ASSIGNMENT ::
Among the entries, find each line that includes the string "Cotton" and list it.

(RECORD SET begins)

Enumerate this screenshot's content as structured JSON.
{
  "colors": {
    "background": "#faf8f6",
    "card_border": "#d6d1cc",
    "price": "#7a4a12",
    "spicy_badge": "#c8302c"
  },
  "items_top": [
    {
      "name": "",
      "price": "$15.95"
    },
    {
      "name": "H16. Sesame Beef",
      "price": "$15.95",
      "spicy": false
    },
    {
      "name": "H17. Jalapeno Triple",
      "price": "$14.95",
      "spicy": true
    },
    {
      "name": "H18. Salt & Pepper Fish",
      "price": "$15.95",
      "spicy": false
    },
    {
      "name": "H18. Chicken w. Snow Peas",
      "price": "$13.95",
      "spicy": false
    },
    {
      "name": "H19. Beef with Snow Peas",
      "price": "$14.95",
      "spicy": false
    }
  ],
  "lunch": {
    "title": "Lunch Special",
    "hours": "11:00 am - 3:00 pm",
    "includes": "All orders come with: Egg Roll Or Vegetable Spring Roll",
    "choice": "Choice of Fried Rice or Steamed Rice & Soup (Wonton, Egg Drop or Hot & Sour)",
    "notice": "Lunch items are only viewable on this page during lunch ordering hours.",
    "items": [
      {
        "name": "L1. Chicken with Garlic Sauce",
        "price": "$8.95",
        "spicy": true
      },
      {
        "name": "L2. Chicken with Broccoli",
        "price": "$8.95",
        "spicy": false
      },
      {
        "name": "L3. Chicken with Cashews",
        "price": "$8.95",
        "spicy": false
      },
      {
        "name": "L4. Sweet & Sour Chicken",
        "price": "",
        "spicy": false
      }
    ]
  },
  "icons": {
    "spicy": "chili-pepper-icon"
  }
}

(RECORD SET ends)
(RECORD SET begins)

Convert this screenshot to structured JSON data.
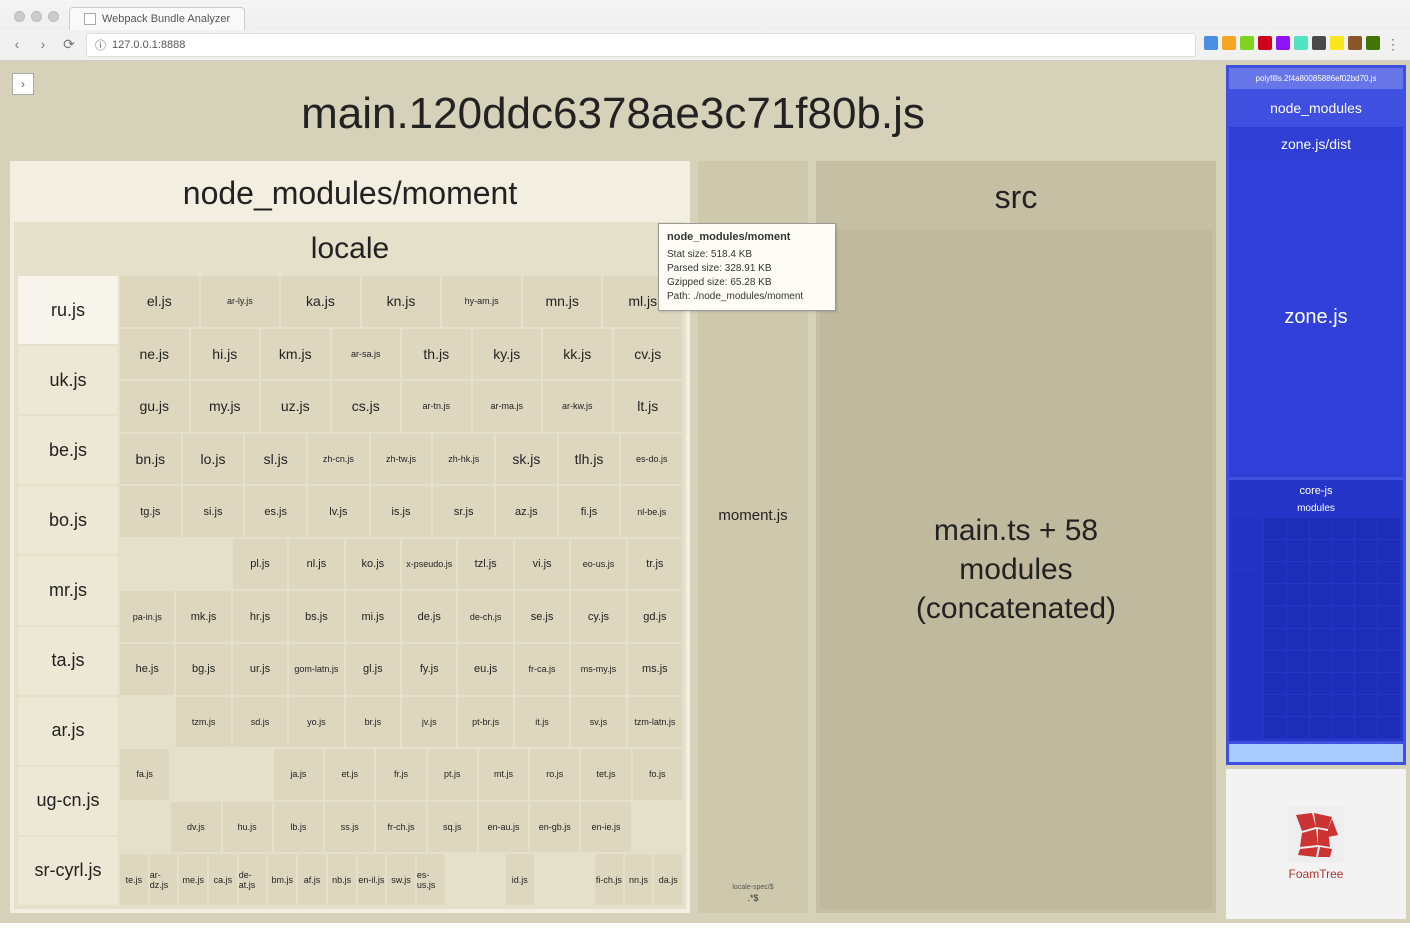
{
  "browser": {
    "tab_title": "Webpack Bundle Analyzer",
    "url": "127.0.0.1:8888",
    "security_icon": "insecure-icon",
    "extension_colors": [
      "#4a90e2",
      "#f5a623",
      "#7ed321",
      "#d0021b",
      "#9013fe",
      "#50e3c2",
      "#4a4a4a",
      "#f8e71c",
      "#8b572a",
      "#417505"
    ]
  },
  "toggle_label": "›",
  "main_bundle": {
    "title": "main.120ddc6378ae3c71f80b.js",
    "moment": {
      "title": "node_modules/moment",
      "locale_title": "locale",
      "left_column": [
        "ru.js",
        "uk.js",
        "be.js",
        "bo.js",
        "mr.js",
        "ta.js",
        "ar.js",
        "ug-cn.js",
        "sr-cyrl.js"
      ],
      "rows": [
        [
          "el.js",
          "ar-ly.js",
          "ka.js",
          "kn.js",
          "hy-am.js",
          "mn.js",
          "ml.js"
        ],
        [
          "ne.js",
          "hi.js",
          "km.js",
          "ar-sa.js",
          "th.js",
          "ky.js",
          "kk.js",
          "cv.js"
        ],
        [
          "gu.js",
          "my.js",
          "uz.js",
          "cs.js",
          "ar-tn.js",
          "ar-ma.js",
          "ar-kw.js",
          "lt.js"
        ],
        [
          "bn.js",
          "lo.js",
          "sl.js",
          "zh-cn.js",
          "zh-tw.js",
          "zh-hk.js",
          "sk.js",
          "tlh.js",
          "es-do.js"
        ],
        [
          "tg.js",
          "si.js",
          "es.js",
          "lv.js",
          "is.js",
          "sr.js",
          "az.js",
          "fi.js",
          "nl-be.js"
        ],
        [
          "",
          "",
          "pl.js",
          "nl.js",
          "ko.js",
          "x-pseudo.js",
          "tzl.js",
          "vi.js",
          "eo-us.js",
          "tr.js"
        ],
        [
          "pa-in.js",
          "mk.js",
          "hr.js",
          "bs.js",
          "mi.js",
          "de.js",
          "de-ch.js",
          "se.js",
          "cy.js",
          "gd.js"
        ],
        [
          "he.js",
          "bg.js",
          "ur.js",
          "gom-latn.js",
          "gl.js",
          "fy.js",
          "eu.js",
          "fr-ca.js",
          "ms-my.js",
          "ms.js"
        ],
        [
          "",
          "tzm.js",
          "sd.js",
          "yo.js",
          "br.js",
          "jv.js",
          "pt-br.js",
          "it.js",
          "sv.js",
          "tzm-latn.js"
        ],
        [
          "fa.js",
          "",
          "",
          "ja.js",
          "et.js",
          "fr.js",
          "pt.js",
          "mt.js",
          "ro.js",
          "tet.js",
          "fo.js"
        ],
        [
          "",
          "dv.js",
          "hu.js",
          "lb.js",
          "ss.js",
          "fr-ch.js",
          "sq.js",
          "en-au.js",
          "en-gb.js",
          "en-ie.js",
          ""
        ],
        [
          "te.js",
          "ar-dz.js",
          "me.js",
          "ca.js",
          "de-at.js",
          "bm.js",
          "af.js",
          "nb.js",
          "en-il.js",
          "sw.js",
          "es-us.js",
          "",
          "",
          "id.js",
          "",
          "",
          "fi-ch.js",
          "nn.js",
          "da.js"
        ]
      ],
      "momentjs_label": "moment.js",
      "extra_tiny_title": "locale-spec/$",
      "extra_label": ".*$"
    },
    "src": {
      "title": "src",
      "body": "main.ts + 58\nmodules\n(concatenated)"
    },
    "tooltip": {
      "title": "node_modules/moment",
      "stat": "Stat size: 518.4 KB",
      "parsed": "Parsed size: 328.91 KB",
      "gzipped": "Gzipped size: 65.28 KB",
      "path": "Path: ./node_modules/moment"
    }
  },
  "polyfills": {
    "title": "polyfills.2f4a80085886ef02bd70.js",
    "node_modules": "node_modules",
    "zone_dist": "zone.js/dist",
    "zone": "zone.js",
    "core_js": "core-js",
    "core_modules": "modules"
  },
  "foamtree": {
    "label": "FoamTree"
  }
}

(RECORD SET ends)
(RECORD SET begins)

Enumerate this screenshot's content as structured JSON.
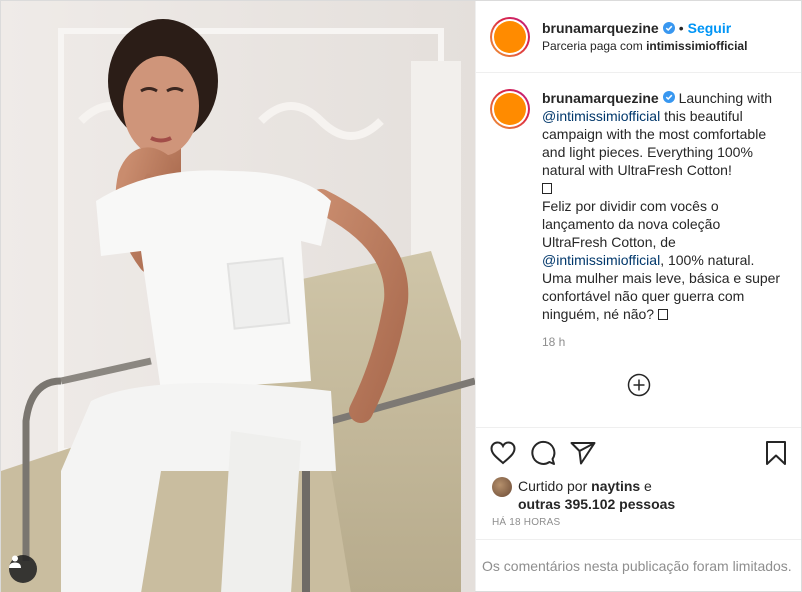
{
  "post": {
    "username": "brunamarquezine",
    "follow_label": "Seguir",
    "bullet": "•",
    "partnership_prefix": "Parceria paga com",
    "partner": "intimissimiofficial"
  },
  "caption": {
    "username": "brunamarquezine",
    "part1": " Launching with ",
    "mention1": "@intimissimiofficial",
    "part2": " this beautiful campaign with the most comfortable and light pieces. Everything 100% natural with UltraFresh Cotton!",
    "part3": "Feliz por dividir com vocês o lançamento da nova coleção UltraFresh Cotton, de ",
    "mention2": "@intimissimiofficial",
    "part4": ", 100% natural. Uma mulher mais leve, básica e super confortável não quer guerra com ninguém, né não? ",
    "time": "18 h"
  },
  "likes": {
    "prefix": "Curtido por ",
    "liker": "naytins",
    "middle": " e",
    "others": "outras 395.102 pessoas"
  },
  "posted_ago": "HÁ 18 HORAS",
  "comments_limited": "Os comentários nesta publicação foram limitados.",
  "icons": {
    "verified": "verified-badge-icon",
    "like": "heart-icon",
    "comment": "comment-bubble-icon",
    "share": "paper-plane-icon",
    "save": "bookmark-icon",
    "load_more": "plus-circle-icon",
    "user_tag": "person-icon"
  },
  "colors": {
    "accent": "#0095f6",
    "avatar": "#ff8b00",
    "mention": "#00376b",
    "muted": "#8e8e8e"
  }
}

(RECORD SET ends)

EXERCISE SOLUTION ::
    "part2": " this beautiful campaign with the most comfortable and light pieces. Everything 100% natural with UltraFresh Cotton!",
    "part3": "Feliz por dividir com vocês o lançamento da nova coleção UltraFresh Cotton, de ",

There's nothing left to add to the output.